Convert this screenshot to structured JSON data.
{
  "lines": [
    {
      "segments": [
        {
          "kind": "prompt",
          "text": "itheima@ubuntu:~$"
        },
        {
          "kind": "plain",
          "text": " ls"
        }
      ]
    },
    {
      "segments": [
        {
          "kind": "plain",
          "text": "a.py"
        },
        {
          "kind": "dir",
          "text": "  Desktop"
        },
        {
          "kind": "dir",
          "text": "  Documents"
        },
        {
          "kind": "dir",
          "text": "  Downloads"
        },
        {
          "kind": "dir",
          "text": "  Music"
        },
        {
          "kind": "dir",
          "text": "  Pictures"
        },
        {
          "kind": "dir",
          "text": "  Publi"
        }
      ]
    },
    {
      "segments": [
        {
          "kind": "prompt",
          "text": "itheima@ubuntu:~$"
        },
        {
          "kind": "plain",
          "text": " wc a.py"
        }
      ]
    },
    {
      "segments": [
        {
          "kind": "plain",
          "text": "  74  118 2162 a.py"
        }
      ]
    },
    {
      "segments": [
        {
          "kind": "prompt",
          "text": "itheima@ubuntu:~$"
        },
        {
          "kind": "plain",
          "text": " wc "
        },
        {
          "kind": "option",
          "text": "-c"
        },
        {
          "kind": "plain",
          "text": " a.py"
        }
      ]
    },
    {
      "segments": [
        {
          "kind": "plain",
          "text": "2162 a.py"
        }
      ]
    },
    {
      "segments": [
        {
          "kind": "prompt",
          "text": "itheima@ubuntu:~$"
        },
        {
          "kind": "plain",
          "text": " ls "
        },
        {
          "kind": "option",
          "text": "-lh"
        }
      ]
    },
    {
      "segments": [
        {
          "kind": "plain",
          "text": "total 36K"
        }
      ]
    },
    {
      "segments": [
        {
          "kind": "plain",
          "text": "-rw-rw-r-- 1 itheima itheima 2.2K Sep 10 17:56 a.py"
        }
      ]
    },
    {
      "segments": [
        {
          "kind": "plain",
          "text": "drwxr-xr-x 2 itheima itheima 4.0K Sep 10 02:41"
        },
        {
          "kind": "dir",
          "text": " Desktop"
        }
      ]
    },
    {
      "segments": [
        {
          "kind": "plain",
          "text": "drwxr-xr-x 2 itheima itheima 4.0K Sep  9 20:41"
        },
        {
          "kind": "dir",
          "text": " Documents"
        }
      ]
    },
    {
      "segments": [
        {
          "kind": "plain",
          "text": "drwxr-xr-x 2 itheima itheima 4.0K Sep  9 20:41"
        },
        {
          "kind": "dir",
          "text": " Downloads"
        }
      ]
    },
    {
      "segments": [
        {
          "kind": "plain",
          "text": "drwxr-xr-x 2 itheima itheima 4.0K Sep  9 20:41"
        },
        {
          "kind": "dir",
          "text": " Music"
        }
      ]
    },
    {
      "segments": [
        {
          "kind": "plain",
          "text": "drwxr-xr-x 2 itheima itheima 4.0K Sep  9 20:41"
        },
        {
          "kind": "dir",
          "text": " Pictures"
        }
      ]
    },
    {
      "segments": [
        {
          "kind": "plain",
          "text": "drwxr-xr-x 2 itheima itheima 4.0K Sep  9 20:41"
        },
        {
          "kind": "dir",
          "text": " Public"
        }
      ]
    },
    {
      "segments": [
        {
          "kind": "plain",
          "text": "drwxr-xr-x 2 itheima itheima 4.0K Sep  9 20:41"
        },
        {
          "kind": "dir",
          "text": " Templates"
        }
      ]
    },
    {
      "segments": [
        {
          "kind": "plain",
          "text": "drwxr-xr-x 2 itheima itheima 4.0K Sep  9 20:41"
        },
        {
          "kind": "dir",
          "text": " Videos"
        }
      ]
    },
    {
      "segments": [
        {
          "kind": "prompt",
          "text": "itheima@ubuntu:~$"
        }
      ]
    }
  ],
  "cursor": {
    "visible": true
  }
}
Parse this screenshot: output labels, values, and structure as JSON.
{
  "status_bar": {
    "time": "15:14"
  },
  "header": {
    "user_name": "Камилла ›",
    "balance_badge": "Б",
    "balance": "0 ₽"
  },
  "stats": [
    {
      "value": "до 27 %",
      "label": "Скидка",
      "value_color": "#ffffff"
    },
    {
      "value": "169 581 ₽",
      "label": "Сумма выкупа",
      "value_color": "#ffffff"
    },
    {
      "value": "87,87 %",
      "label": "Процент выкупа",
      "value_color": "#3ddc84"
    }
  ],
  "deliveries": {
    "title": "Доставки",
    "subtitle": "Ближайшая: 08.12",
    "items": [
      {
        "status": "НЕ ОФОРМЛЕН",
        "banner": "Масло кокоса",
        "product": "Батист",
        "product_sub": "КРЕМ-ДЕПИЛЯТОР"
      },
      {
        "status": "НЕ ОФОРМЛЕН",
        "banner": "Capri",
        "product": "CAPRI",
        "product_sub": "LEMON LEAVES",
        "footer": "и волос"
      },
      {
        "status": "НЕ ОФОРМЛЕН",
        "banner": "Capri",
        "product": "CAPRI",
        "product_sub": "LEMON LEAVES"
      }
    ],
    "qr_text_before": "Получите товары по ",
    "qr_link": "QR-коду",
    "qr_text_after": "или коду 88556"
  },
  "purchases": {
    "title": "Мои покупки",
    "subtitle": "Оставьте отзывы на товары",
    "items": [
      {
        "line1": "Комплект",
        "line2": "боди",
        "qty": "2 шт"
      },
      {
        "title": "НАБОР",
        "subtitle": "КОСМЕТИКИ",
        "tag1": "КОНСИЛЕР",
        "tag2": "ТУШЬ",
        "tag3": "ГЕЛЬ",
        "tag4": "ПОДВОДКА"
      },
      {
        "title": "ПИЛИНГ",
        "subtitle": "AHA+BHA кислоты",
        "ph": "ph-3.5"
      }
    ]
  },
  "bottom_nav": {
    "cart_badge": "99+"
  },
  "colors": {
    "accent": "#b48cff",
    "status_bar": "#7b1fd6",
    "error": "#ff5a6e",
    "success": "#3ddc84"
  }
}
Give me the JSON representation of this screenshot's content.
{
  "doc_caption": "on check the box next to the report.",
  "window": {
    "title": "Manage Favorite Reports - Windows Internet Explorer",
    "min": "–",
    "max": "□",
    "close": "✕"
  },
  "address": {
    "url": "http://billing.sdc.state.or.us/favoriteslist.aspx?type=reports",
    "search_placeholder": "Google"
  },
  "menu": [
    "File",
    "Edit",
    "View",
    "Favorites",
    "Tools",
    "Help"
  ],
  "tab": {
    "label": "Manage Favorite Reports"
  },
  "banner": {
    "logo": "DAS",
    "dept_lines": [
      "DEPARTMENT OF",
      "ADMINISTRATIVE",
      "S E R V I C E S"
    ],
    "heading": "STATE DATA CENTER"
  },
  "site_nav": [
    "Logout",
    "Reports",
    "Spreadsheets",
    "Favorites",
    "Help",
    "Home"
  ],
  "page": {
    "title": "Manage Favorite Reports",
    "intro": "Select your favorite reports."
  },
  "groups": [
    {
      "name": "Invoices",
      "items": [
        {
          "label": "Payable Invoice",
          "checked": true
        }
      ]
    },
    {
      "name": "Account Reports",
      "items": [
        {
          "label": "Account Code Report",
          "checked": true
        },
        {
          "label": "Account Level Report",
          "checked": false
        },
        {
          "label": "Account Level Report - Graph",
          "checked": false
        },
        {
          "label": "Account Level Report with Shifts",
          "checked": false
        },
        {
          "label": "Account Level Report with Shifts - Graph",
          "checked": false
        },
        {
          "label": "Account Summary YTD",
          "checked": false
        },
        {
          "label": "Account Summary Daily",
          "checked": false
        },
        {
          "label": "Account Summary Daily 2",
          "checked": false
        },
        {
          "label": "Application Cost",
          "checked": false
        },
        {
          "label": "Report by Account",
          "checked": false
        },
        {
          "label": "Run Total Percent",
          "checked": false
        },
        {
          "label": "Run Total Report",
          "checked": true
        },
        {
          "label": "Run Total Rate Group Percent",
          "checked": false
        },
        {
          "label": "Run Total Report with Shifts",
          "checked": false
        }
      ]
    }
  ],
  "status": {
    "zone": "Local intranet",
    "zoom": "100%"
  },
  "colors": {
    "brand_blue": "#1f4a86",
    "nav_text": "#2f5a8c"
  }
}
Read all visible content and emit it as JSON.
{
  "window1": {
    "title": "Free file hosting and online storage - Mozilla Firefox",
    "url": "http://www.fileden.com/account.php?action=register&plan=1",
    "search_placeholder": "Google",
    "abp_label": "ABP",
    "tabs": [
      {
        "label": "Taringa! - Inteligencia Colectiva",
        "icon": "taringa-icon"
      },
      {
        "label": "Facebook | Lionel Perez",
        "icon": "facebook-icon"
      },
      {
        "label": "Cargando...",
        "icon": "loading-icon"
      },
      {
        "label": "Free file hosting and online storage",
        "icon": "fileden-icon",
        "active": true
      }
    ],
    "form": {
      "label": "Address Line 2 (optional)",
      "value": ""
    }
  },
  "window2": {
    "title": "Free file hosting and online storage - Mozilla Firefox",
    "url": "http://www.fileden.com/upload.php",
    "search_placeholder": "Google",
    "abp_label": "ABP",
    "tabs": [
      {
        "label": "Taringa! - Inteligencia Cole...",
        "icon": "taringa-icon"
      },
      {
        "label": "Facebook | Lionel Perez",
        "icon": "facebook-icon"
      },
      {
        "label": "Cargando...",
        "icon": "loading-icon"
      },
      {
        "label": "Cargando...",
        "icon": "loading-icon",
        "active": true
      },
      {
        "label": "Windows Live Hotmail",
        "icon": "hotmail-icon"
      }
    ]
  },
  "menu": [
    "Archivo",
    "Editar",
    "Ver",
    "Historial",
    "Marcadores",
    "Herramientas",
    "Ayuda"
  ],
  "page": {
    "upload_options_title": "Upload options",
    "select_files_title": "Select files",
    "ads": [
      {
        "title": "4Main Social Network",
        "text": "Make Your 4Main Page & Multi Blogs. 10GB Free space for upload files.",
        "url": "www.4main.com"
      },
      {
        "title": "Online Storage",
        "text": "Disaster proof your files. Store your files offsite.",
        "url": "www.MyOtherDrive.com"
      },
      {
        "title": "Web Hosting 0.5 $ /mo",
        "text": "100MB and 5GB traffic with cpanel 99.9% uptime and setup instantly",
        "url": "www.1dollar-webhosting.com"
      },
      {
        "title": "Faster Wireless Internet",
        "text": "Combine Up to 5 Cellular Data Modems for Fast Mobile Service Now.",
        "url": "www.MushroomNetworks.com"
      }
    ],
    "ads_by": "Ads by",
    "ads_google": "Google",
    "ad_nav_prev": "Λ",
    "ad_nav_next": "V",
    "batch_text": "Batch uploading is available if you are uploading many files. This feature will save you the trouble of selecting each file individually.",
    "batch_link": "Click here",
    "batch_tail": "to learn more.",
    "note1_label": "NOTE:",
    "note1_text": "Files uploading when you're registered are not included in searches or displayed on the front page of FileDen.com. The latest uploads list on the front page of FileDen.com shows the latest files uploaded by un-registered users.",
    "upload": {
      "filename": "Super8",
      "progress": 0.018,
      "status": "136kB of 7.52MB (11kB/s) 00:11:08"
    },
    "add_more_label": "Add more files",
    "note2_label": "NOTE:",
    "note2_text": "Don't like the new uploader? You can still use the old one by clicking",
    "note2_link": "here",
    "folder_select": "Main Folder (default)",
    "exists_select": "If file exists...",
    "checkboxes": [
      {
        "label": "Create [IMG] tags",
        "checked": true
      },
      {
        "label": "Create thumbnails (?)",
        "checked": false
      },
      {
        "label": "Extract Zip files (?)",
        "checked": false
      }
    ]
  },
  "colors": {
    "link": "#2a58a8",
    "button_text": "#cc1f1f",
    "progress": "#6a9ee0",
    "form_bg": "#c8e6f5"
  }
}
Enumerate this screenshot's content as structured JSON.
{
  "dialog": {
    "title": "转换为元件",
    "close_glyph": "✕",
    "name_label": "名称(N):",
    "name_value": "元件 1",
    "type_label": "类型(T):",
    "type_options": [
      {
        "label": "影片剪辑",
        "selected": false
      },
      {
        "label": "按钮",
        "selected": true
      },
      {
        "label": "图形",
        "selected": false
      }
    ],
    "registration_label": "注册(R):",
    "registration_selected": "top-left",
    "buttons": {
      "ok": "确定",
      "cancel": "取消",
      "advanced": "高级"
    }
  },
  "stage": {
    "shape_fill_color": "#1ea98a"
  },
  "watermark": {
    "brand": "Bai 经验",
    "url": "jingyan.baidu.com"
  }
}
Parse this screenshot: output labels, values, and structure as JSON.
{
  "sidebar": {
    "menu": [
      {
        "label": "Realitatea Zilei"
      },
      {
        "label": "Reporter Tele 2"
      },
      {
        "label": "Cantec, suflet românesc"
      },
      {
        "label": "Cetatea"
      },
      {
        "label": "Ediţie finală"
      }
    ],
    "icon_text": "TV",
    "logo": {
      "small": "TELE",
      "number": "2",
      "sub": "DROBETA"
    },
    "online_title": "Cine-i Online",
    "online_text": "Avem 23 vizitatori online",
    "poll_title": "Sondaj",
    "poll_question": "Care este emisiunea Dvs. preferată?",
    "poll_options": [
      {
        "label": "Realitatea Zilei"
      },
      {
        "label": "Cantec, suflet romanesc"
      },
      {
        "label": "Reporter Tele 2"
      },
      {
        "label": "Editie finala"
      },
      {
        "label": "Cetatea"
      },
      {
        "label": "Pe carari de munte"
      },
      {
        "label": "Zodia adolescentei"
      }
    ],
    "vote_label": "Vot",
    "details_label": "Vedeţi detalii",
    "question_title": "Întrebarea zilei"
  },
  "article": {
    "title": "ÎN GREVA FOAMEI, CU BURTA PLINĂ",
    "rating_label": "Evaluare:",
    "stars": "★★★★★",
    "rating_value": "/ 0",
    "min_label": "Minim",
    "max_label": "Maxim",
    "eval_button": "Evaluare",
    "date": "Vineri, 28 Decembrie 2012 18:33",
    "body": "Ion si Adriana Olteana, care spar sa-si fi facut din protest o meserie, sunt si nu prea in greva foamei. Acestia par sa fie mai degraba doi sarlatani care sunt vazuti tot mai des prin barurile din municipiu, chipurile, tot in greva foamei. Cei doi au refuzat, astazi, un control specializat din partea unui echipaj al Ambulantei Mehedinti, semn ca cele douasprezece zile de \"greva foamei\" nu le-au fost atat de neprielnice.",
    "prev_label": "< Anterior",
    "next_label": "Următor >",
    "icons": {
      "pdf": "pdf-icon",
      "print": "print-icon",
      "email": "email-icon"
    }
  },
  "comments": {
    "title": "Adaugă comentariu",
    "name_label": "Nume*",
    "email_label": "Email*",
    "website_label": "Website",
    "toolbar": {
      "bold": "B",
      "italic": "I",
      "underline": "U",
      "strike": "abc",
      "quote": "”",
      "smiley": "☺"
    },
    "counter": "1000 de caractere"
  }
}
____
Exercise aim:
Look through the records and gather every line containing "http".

Answer space:
    "url": "http://billing.sdc.state.or.us/favoriteslist.aspx?type=reports",
    "url": "http://www.fileden.com/account.php?action=register&plan=1",
    "url": "http://www.fileden.com/upload.php",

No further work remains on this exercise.